The Effect of Fluid Flow on Heat Transfer and Shell Growth in Continuous Casting of Copper
Molten metal is cooled in a continuous casting mould forming initially a thin shell that grows thicker. The main phenomena in the mould are: fluid flow, heat transfer and solidification. A lot of mathematical models have been developed to simulate these phenomenons in continuous casting machines but most of the models developed are not calculating the fluid flow at all. In these models, it is assumed that the strand (solid and liquid) is withdrawn through the machine with a constant velocity field (= casting speed) and the convective heat transfer generated by the fluid flow is taken into account by using an effective thermal conductivity method. Also at the Helsinki University of Technology, these kinds of heat transfer models have been developed (TEMPSIMU for steels and CTEMP3D for coppers). The flow in the mould is three-dimensional and turbulent. Coupled models calculate the fluid flow, heat transfer and solidification simultaneously. The fluid flow is affected by many things: inlet flow rate, design of the inlet nozzle (SEN), immersion depth of the SEN, movement of the solid shell, natural convection, solidification shrinkage, etc. and the fully coupled, turbulent fluid flow and heat transfer models are generally subjected to convergence difficulties and they need a lot of computing time. Due to these reasons, these kinds of models are not so much used in industry so far. In the present study, a commercial FLOW-3D package is used to make coupled simulations of heat transfer, turbulent fluid flow and solidification in a copper continuous casting machine. The effect of thermophysical material data are also studied and presented. The material data are calculated by a model developed at the Helsinki University of Technology, called CASBOA.

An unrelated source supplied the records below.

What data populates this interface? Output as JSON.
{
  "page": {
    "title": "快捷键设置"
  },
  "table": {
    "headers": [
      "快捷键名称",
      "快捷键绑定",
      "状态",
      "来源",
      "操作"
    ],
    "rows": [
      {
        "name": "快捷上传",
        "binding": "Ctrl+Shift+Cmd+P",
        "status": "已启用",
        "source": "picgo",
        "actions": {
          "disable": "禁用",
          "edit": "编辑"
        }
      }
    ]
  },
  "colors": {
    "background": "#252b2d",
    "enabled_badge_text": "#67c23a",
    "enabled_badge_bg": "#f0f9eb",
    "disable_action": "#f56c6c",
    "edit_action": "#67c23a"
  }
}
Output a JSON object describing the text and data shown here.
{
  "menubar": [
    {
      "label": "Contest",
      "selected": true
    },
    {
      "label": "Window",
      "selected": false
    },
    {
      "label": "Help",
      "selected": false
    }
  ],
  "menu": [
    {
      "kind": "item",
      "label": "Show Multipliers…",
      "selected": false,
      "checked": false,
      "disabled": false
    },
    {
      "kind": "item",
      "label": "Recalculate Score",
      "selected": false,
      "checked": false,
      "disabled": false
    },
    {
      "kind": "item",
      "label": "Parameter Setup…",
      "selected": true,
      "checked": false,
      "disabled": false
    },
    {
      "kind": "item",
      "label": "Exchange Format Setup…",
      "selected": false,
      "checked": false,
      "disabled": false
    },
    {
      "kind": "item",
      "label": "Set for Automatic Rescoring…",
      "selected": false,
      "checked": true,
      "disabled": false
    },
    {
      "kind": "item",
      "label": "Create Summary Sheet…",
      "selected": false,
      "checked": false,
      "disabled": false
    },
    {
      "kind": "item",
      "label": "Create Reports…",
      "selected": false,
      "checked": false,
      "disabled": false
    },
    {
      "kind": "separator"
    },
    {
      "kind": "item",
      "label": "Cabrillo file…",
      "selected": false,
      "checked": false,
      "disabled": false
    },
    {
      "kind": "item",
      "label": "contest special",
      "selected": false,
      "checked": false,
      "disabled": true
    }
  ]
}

A Roósz, M. Rettenmayr and Z. Gácsi
S. Vapalahti et al., "The Effect of Fluid Flow on Heat Transfer and Shell Growth in Continuous Casting of Copper ", Materials Science Forum, Vol. 508, pp. 503-508, 2006